Archive for July 18th, 2012

Summer Festival Spotlight: Patrick Harlin

Resident composer Patrick Harlin comes to the 2012 Mizzou New Music Summer Festival from Ann Arbor, where he currently is working toward a doctoral degree in music composition from the University of Michigan.

Born in Salt Lake City and raised in Seattle, Harlin (pictured) has been composing and playing piano since age 8. He earned his undergraduate degree at Western Washington University, where he received the Ford Hill Piano Scholarship, the Western Washington Piano Department scholarship, and many other awards. Harlin then moved to Ann Arbor to study for his Master’s degree, which he completed last year.

Though classically trained, Harlin considers his love of jazz, electronic and modern music to be integral to his output as a composer. He also has a keen interest in acoustic ecology – the effect sound has on the environment – which has led to works that reflect natural processes and landscapes, formally and sonically.  He also recently guest lectured on acoustic ecology and the natural world at the University of Iowa.

In addition to his work as a composer and pianist, Harlin taught advanced aural skills to second year music majors at WWU, and has worked as a copyist and/or engraver for Samuel Adler, Michael Daugherty and Roger Briggs, including the engraving the piano reduction of Daugherty’s recent Grammy Award winning composition Deus ex Machina. He also maintains a private studio in Ann Arbor where he teaches music composition and piano to students of all ages and experience levels.

Also in Ann Arbor, Harlin recently won the Lightworks Film Festival award for best original score, and was featured in June on the news site In the embedded players below, you can hear some samples of Patrick Harlin’s music, and there’s more audio of his work available on his SoundCloud page.

Patrick Harlin’s Landscapes, Movement Two

Harlin performs the third part of his piece Three American Sketches in May 2008 at Western Washington University.

Summer Festival Spotlight: Brian Ciach

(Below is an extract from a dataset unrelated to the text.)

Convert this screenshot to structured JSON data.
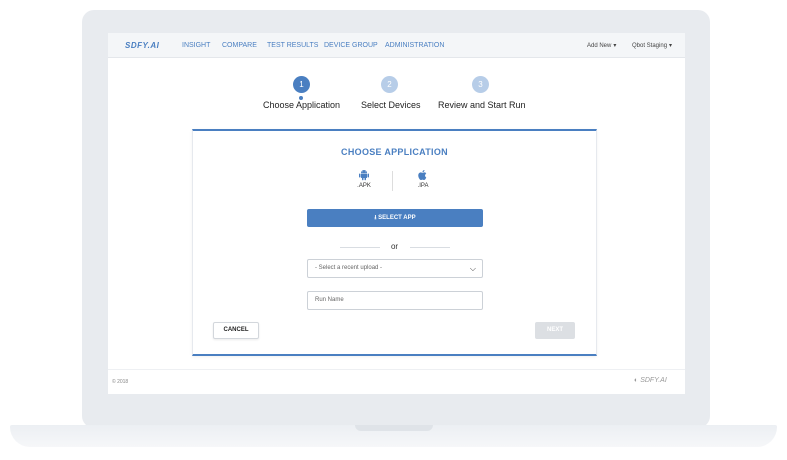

A skilled pianist as well as a composer, Brian Ciach has created a wide variety of original music, from solo piano pieces to orchestral works to electronic music. As one of the resident composers for the 2102 Mizzou New Music Summer Festival, Ciach (pronounced “SIGH-ack”) has written a new piece for Alarm Will Sound called The Einstein Slide.

Inspired by a slice of Albert Einstein’s brain displayed in the Mütter Museum in Ciach’s home town of Philadelphia, the new work is puckishly termed “an appendix” to Collective Uncommon: Seven Orchestral Studies on Medical Oddities, which Ciach wrote in 2011 for his doctoral dissertation in music composition at the Indiana University Jacobs School of Music.

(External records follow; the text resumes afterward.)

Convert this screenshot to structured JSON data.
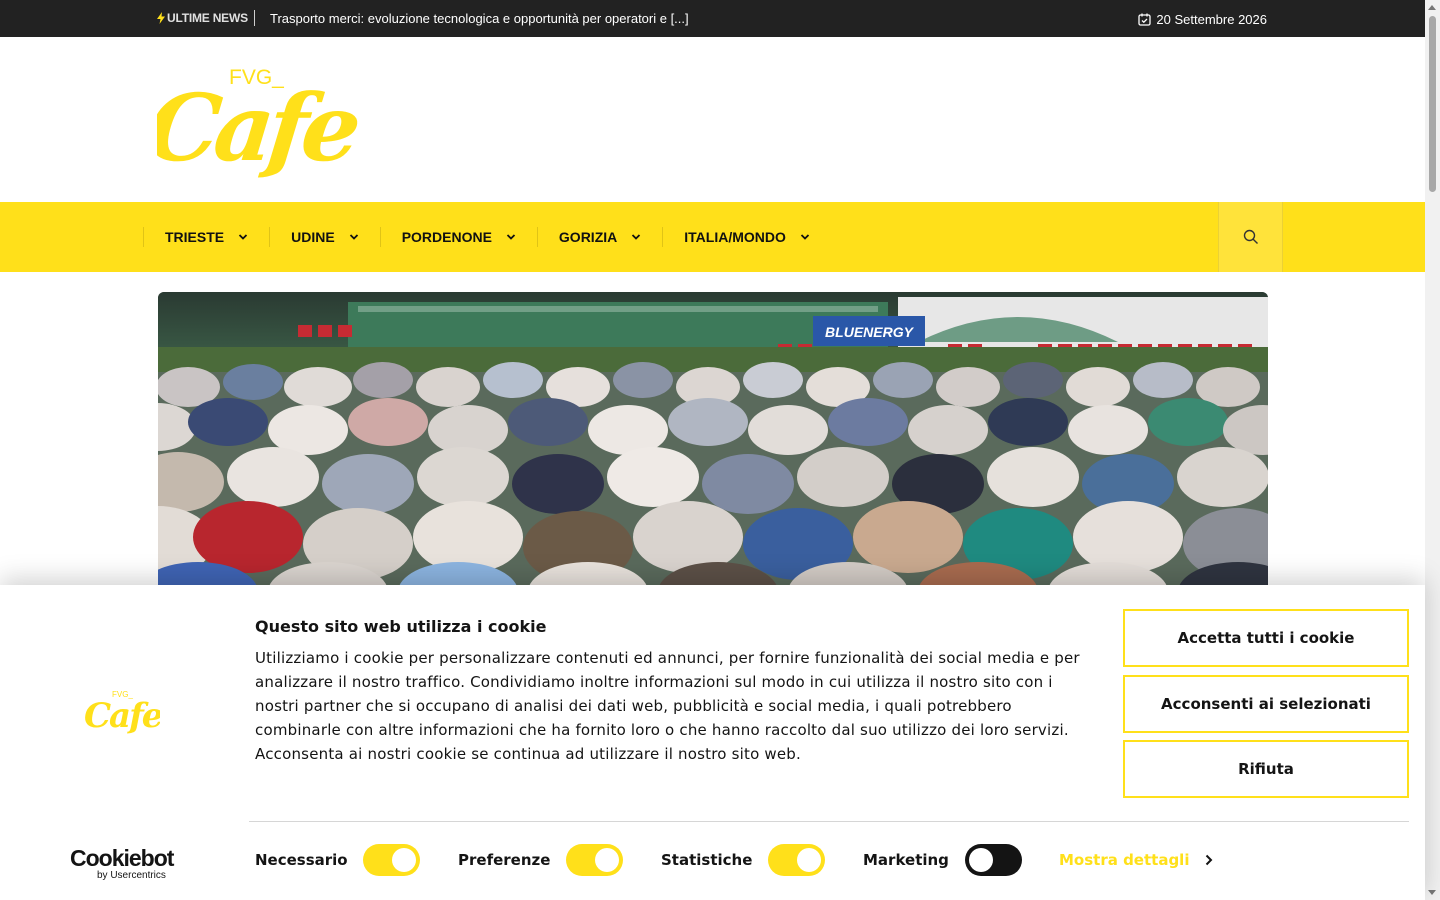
{
  "topbar": {
    "breaking_label": "ULTIME NEWS",
    "ticker_text": "Trasporto merci: evoluzione tecnologica e opportunità per operatori e [...]",
    "date": "20 Settembre 2026"
  },
  "brand": {
    "logo_small_text": "FVG_",
    "logo_main_text": "Cafe",
    "color": "#ffe01a"
  },
  "nav": {
    "items": [
      {
        "label": "TRIESTE"
      },
      {
        "label": "UDINE"
      },
      {
        "label": "PORDENONE"
      },
      {
        "label": "GORIZIA"
      },
      {
        "label": "ITALIA/MONDO"
      }
    ]
  },
  "hero": {
    "banner_text": "BLUENERGY"
  },
  "cookie": {
    "title": "Questo sito web utilizza i cookie",
    "body": "Utilizziamo i cookie per personalizzare contenuti ed annunci, per fornire funzionalità dei social media e per analizzare il nostro traffico. Condividiamo inoltre informazioni sul modo in cui utilizza il nostro sito con i nostri partner che si occupano di analisi dei dati web, pubblicità e social media, i quali potrebbero combinarle con altre informazioni che ha fornito loro o che hanno raccolto dal suo utilizzo dei loro servizi. Acconsenta ai nostri cookie se continua ad utilizzare il nostro sito web.",
    "buttons": {
      "accept_all": "Accetta tutti i cookie",
      "accept_selected": "Acconsenti ai selezionati",
      "reject": "Rifiuta"
    },
    "toggles": [
      {
        "label": "Necessario",
        "on": true
      },
      {
        "label": "Preferenze",
        "on": true
      },
      {
        "label": "Statistiche",
        "on": true
      },
      {
        "label": "Marketing",
        "on": false
      }
    ],
    "details_link": "Mostra dettagli",
    "provider": "Cookiebot",
    "provider_sub": "by Usercentrics"
  }
}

Ciach’s sly sensibilities also are on display in Blank Slate, another new work composed for the percussion quartet Square Peg Round Hole that is played entirely on “found” instruments and includes a movement called Vegetable Requiem.

An assistant professor of music theory and composition at Murray State University in Kentucky, Ciach (pictured) was selected earlier this year to be the first participant in the Subito Composer Fellowship program, developed in partnership with the Minnesota Orchestra Composer Institute.

His music has been performed across the United States and in Germany and Italy by ensembles including The Minnesota Orchestra, the Indiana University Concert Orchestra, the Indiana University New Music Ensemble, the Percussion Ensembles of Indiana University and the University of Buffalo, and others.

Before receiving his doctorate from Indiana in May of this year, Ciach earned his Master’s degrees in composition and piano performance at Temple University. He previously has taught music at West Chester University, Indiana University Jacobs School of Music, and Ball State University.

In the embedded video windows below, you can see and hear some examples of Brian Ciach’s music and watch do a presentation about Collective Uncommon.

Ciach performs his Two Berlin Preludes

Ciach’s A Quite Dream of a Place/Un posto da sogno (Venice), the first movement of his extended 2010 composition Road Trip. Recorded April 21, 2011 in Auer Hall at Indiana University by the Indiana University New Music Ensemble, directed by David Dzubay, and soprano Sharon Harms.

Ciach discusses Collective Uncommon